By Kathy Slattengren, Priceless Parenting
Watching TV and listening to music are the top two activities for both tweens and teens. Primarily kids are absorbing the messages and music created by others. Only 3% of their time is spent on content creation.
Boys and girls differ in their media use.
Teen boys average 56 minutes per day playing video games compared to teen girls who average 7 minutes per day. Teen girls are more interested in social media spending about 40 minutes more a day on average than boys.
Problematic Activities Involving Screen Time
One area of concern is around what your children are doing when they are using media. When you do not monitor what your kids are watching or doing online, you are unable to provide guidance.
Unfortunately kids get in trouble in various ways when online. Some potential problems to watch for include:
- Sharing personal details like name, address, school, birthdate, current location
- Sharing emotional struggles in a public way
- Sending naked pictures of themselves through texting or email

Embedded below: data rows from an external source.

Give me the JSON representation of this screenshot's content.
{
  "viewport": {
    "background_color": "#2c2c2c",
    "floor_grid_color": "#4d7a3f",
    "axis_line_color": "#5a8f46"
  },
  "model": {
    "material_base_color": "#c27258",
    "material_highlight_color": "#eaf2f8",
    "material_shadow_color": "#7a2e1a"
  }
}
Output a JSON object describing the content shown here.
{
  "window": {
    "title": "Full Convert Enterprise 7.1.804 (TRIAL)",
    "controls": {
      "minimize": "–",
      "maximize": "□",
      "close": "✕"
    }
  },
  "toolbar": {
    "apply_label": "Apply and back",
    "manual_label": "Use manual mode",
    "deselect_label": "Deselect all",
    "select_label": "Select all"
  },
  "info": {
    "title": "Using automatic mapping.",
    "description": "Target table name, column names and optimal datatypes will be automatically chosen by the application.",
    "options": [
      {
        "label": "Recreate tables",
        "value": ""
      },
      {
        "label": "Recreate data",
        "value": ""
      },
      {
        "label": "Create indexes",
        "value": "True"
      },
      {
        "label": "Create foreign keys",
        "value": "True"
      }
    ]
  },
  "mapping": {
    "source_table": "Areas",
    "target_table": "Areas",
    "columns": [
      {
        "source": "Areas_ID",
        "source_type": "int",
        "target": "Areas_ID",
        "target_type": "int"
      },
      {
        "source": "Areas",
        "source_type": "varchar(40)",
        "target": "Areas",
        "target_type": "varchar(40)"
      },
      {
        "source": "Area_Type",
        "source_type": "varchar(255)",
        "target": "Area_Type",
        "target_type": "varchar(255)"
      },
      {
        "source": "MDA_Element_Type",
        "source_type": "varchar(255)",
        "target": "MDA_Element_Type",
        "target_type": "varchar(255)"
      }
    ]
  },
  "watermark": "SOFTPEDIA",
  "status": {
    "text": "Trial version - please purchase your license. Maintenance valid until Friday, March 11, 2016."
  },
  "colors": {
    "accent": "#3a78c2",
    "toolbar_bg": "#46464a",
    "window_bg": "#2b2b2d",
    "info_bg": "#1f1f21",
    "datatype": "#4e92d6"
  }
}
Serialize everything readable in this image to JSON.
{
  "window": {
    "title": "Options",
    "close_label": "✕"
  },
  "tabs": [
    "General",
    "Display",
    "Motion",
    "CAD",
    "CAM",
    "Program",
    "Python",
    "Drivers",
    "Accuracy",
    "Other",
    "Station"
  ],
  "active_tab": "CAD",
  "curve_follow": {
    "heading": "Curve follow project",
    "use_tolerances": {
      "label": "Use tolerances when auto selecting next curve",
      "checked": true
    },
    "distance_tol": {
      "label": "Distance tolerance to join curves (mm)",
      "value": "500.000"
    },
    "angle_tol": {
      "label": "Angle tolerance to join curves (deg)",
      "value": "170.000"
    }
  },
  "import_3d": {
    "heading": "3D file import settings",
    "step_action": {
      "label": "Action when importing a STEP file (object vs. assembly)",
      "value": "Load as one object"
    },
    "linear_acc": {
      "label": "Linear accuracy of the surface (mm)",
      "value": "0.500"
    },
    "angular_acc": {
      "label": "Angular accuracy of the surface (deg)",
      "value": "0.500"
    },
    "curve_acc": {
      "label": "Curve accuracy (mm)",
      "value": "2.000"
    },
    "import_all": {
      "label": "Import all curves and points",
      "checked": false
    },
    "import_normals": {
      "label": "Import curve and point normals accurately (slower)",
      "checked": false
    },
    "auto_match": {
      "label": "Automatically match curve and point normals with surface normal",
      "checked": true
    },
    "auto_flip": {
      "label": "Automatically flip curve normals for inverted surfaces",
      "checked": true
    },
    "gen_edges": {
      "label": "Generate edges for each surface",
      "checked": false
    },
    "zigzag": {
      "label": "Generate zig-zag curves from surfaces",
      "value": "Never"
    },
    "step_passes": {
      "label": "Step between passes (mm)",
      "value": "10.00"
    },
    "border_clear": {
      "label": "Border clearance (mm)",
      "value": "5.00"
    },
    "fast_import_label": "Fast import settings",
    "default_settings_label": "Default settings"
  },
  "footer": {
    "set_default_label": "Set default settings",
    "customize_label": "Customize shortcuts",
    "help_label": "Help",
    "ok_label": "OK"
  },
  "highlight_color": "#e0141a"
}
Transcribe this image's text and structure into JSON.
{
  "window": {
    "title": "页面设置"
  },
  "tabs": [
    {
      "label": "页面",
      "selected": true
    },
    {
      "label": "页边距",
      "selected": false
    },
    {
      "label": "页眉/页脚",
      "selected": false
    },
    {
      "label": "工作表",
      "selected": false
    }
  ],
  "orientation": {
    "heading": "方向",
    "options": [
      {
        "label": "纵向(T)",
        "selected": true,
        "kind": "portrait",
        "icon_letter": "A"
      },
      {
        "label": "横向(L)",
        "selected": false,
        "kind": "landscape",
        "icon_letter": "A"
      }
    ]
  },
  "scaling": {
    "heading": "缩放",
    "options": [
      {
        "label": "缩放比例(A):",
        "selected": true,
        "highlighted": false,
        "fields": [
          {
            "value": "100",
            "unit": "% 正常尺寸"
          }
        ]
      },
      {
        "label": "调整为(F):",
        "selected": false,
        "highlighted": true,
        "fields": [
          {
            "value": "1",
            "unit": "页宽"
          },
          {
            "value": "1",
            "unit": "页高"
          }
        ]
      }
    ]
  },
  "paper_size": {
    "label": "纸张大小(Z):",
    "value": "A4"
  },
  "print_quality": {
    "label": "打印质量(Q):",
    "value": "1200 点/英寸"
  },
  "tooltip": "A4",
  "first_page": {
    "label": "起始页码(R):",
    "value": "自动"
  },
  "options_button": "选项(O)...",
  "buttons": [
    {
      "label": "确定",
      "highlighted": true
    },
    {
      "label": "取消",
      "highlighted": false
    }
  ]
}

- Watching porn
- Video chatting with strangers
- Listening to music that promotes values your family does not support
- Participating in anonymous sites or apps that are prone to bullying and being bullied

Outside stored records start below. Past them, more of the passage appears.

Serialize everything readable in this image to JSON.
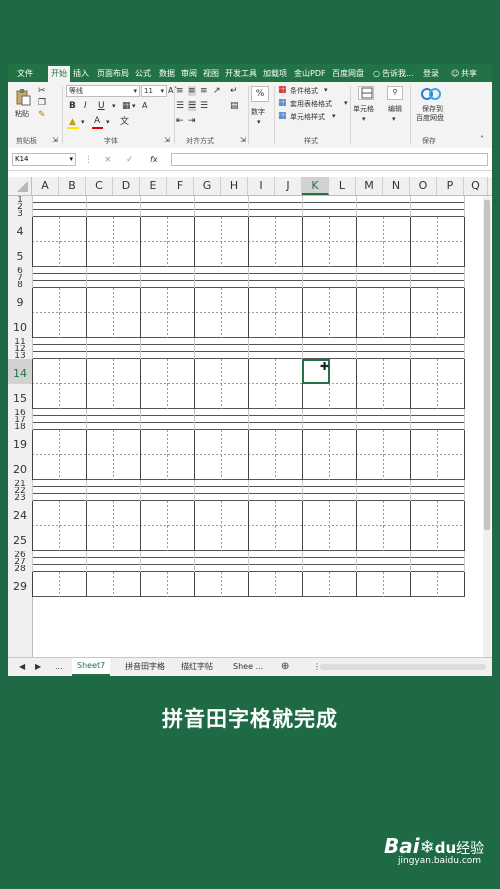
{
  "menu": {
    "tabs": [
      "文件",
      "开始",
      "插入",
      "页面布局",
      "公式",
      "数据",
      "审阅",
      "视图",
      "开发工具",
      "加载项",
      "金山PDF",
      "百度网盘"
    ],
    "active_tab": "开始",
    "tell_me": "告诉我...",
    "login": "登录",
    "share": "共享"
  },
  "ribbon": {
    "paste_label": "粘贴",
    "clipboard_group": "剪贴板",
    "font_name": "等线",
    "font_size": "11",
    "font_group": "字体",
    "bold": "B",
    "italic": "I",
    "underline": "U",
    "font_color_glyph": "A",
    "align_group": "对齐方式",
    "number_label": "数字",
    "number_glyph": "%",
    "conditional_format": "条件格式",
    "table_format": "套用表格格式",
    "cell_styles": "单元格样式",
    "styles_group": "样式",
    "cells_label": "单元格",
    "edit_label": "编辑",
    "save_label_1": "保存到",
    "save_label_2": "百度网盘",
    "save_group": "保存"
  },
  "formula_bar": {
    "name_box": "K14",
    "cancel_glyph": "×",
    "enter_glyph": "✓",
    "fx": "fx",
    "value": ""
  },
  "grid": {
    "columns": [
      "A",
      "B",
      "C",
      "D",
      "E",
      "F",
      "G",
      "H",
      "I",
      "J",
      "K",
      "L",
      "M",
      "N",
      "O",
      "P",
      "Q"
    ],
    "selected_column": "K",
    "rows": [
      "1",
      "2",
      "3",
      "4",
      "5",
      "6",
      "7",
      "8",
      "9",
      "10",
      "11",
      "12",
      "13",
      "14",
      "15",
      "16",
      "17",
      "18",
      "19",
      "20",
      "21",
      "22",
      "23",
      "24",
      "25",
      "26",
      "27",
      "28",
      "29"
    ],
    "selected_row": "14",
    "selected_cell": "K14"
  },
  "sheet_tabs": {
    "tabs": [
      "Sheet7",
      "拼音田字格",
      "描红字帖",
      "Shee ..."
    ],
    "active": "Sheet7",
    "nav_prev": "◀",
    "nav_next": "▶",
    "more": "...",
    "add": "⊕"
  },
  "caption": "拼音田字格就完成",
  "watermark": {
    "brand": "Bai",
    "brand2": "du",
    "product": "经验",
    "url": "jingyan.baidu.com"
  },
  "colors": {
    "accent": "#217346",
    "background": "#1e6a45"
  }
}
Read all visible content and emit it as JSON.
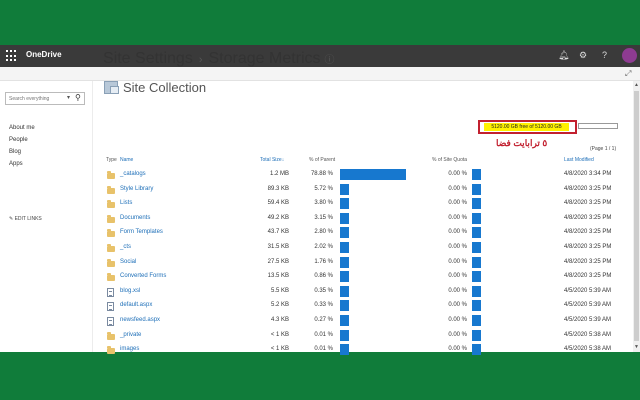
{
  "app": {
    "name": "OneDrive"
  },
  "header_icons": [
    "bell-icon",
    "gear-icon",
    "help-icon"
  ],
  "search": {
    "placeholder": "Search everything"
  },
  "nav": [
    "About me",
    "People",
    "Blog",
    "Apps"
  ],
  "edit_links": "EDIT LINKS",
  "page": {
    "title_part1": "Site Settings",
    "separator": "›",
    "title_part2": "Storage Metrics",
    "info_glyph": "ⓘ"
  },
  "section_title": "Site Collection",
  "quota": {
    "text": "5120.00 GB free of 5120.00 GB",
    "used_fraction": 0
  },
  "annotation": "٥ ترابایت فضا",
  "page_indicator": "(Page 1 / 1)",
  "columns": {
    "type": "Type",
    "name": "Name",
    "total_size": "Total Size",
    "pct_parent": "% of Parent",
    "pct_quota": "% of Site Quota",
    "last_modified": "Last Modified"
  },
  "rows": [
    {
      "kind": "folder",
      "name": "_catalogs",
      "size": "1.2 MB",
      "pct_parent": "78.88 %",
      "parent_value": 78.88,
      "pct_quota": "0.00 %",
      "date": "4/8/2020 3:34 PM"
    },
    {
      "kind": "folder",
      "name": "Style Library",
      "size": "89.3 KB",
      "pct_parent": "5.72 %",
      "parent_value": 5.72,
      "pct_quota": "0.00 %",
      "date": "4/8/2020 3:25 PM"
    },
    {
      "kind": "folder",
      "name": "Lists",
      "size": "59.4 KB",
      "pct_parent": "3.80 %",
      "parent_value": 3.8,
      "pct_quota": "0.00 %",
      "date": "4/8/2020 3:25 PM"
    },
    {
      "kind": "folder",
      "name": "Documents",
      "size": "49.2 KB",
      "pct_parent": "3.15 %",
      "parent_value": 3.15,
      "pct_quota": "0.00 %",
      "date": "4/8/2020 3:25 PM"
    },
    {
      "kind": "folder",
      "name": "Form Templates",
      "size": "43.7 KB",
      "pct_parent": "2.80 %",
      "parent_value": 2.8,
      "pct_quota": "0.00 %",
      "date": "4/8/2020 3:25 PM"
    },
    {
      "kind": "folder",
      "name": "_cts",
      "size": "31.5 KB",
      "pct_parent": "2.02 %",
      "parent_value": 2.02,
      "pct_quota": "0.00 %",
      "date": "4/8/2020 3:25 PM"
    },
    {
      "kind": "folder",
      "name": "Social",
      "size": "27.5 KB",
      "pct_parent": "1.76 %",
      "parent_value": 1.76,
      "pct_quota": "0.00 %",
      "date": "4/8/2020 3:25 PM"
    },
    {
      "kind": "folder",
      "name": "Converted Forms",
      "size": "13.5 KB",
      "pct_parent": "0.86 %",
      "parent_value": 0.86,
      "pct_quota": "0.00 %",
      "date": "4/8/2020 3:25 PM"
    },
    {
      "kind": "file",
      "name": "blog.xsl",
      "size": "5.5 KB",
      "pct_parent": "0.35 %",
      "parent_value": 0.35,
      "pct_quota": "0.00 %",
      "date": "4/5/2020 5:39 AM"
    },
    {
      "kind": "file",
      "name": "default.aspx",
      "size": "5.2 KB",
      "pct_parent": "0.33 %",
      "parent_value": 0.33,
      "pct_quota": "0.00 %",
      "date": "4/5/2020 5:39 AM"
    },
    {
      "kind": "file",
      "name": "newsfeed.aspx",
      "size": "4.3 KB",
      "pct_parent": "0.27 %",
      "parent_value": 0.27,
      "pct_quota": "0.00 %",
      "date": "4/5/2020 5:39 AM"
    },
    {
      "kind": "folder",
      "name": "_private",
      "size": "< 1 KB",
      "pct_parent": "0.01 %",
      "parent_value": 0.01,
      "pct_quota": "0.00 %",
      "date": "4/5/2020 5:38 AM"
    },
    {
      "kind": "folder",
      "name": "images",
      "size": "< 1 KB",
      "pct_parent": "0.01 %",
      "parent_value": 0.01,
      "pct_quota": "0.00 %",
      "date": "4/5/2020 5:38 AM"
    }
  ]
}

- Putting you at risk of a lawsuit by downloading illegal movies or songs
- Learning about ways to inflict harm on themselves
- Spending your money on virtual or real merchandise that you have not approved

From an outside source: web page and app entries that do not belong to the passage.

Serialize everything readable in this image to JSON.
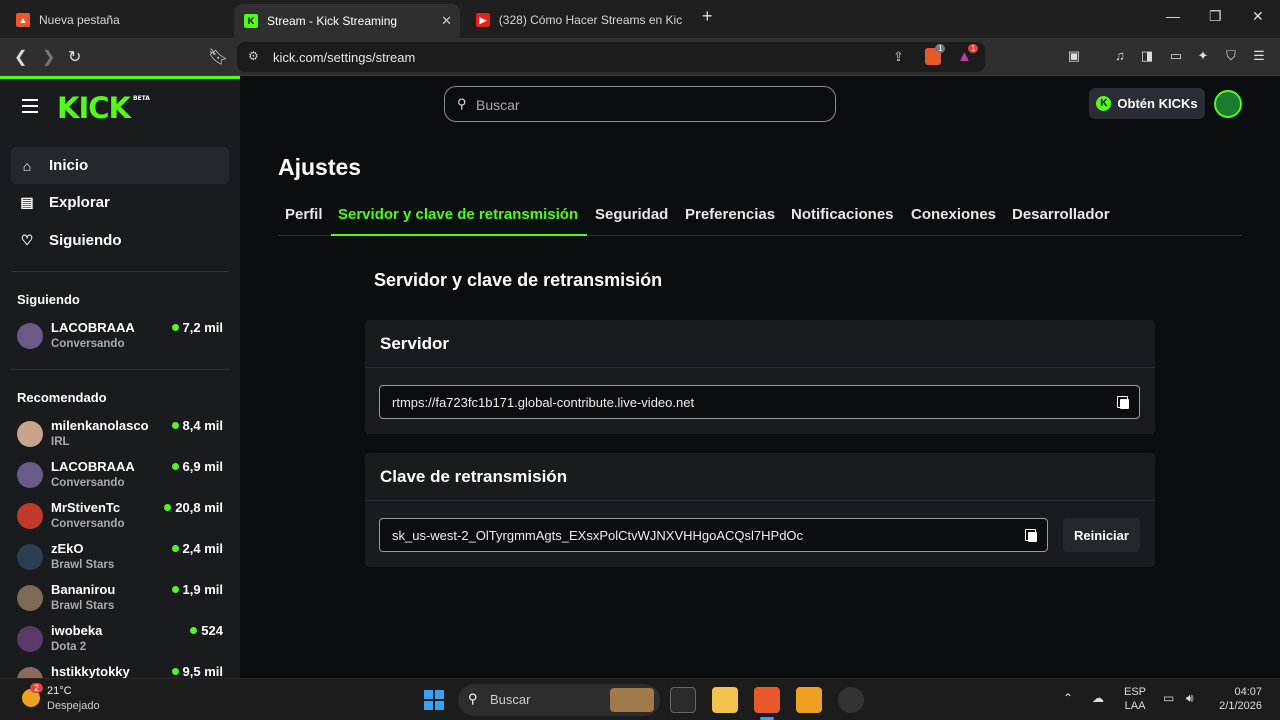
{
  "browser": {
    "tabs": [
      {
        "title": "Nueva pestaña"
      },
      {
        "title": "Stream - Kick Streaming"
      },
      {
        "title": "(328) Cómo Hacer Streams en Kick (C"
      }
    ],
    "new_tab_label": "+",
    "url": "kick.com/settings/stream",
    "brave_badge": "1",
    "alert_badge": "1"
  },
  "header": {
    "logo": "KICK",
    "logo_beta": "BETA",
    "search_placeholder": "Buscar",
    "kicks_button": "Obtén KICKs",
    "kicks_icon_letter": "K"
  },
  "sidebar": {
    "nav": [
      {
        "label": "Inicio",
        "icon": "home-icon"
      },
      {
        "label": "Explorar",
        "icon": "explore-icon"
      },
      {
        "label": "Siguiendo",
        "icon": "heart-icon"
      }
    ],
    "following_title": "Siguiendo",
    "following": [
      {
        "name": "LACOBRAAA",
        "category": "Conversando",
        "viewers": "7,2 mil",
        "color": "#6a5a8a"
      }
    ],
    "recommended_title": "Recomendado",
    "recommended": [
      {
        "name": "milenkanolasco",
        "category": "IRL",
        "viewers": "8,4 mil",
        "color": "#c9a48a"
      },
      {
        "name": "LACOBRAAA",
        "category": "Conversando",
        "viewers": "6,9 mil",
        "color": "#6a5a8a"
      },
      {
        "name": "MrStivenTc",
        "category": "Conversando",
        "viewers": "20,8 mil",
        "color": "#c0392b"
      },
      {
        "name": "zEkO",
        "category": "Brawl Stars",
        "viewers": "2,4 mil",
        "color": "#2c3e50"
      },
      {
        "name": "Bananirou",
        "category": "Brawl Stars",
        "viewers": "1,9 mil",
        "color": "#7f6a55"
      },
      {
        "name": "iwobeka",
        "category": "Dota 2",
        "viewers": "524",
        "color": "#5a3a6a"
      },
      {
        "name": "hstikkytokky",
        "category": "",
        "viewers": "9,5 mil",
        "color": "#8a6a5a"
      }
    ]
  },
  "settings": {
    "title": "Ajustes",
    "tabs": [
      "Perfil",
      "Servidor y clave de retransmisión",
      "Seguridad",
      "Preferencias",
      "Notificaciones",
      "Conexiones",
      "Desarrollador"
    ],
    "active_tab": "Servidor y clave de retransmisión",
    "section_title": "Servidor y clave de retransmisión",
    "server_label": "Servidor",
    "server_value": "rtmps://fa723fc1b171.global-contribute.live-video.net",
    "key_label": "Clave de retransmisión",
    "key_value": "sk_us-west-2_OlTyrgmmAgts_EXsxPolCtvWJNXVHHgoACQsl7HPdOc",
    "reset_label": "Reiniciar"
  },
  "taskbar": {
    "weather_temp": "21°C",
    "weather_desc": "Despejado",
    "weather_badge": "2",
    "search_placeholder": "Buscar",
    "lang_top": "ESP",
    "lang_bottom": "LAA",
    "time": "04:07",
    "date": "2/1/2026"
  },
  "colors": {
    "accent": "#53fc18",
    "bg": "#0b0e0f",
    "panel": "#191b1f"
  }
}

- Sharing their passwords with their friends
- Giving personal information in response to a phishing scheme
The possibility of your kids engaging in inappropriate media activities increases when they are with their friends. What are your policies around digital devices when friends are over? Do you allow kids to keep their digital devices when they are at your house for a sleepover? How do you monitor what they are doing? Discuss your rules ahead of time with your own children so they know what to expect and what will happen if the rules are broken.
Problems Caused By Too Much Screen Media
Kids love screens. So why does the American Academy of Pediatrics recommend limiting entertainment screen time to two hours a day for children and teens? Excessive screen time interferes with social, emotional, and physical development. If your child exhibits some of the signs below, it’s time to put some limits on screen time.
Social and Emotional Screen Time Problems
- Prefers spending time on screens to doing things with family or friends
- Experiences difficulty making and keeping friends
- Has angry outbursts when it’s time for the screen to go off
- Acts irritable or discontent when not using digital items
- Lacks concern or empathy for others
- Has difficulty initiating or participating in conversations
- Regularly misinterprets non-verbal social cues
- Texts instead of talking in situations where face-to-face communication would be better
- Has difficulty focusing on the present moment when not using a screen
- Declining grades in school, missing school, dreading school
- Talking and thinking obsessively about the digital activity
- Withdrawing from sports and outside play, being physically active less than two hours/day
- Losing sleep due to gaming, texting
- Gaining weight to the point of being overweight or obese
- Developing health issues such as Carpel Tunnel Syndrome, eye problems, backaches
When you realize your children’s media usage is having a negative impact, you need to set some limits. Discuss with your kids what limits are reasonable and how your family plans to enforce those limits.
Preventing problems in the first place is far easier than fixing them later on. If you’re struggling to set healthy limits, learn how to do it in Priceless Parenting’s online parenting classes or get help through personal coaching.
Kathy Slattengren is a kick-ass parenting coach and expert. She pulls together the most recent research and combines it with parenting strategies that really work to help you raise healthy, happy and well-adjusted kids. www.PricelessParenting.com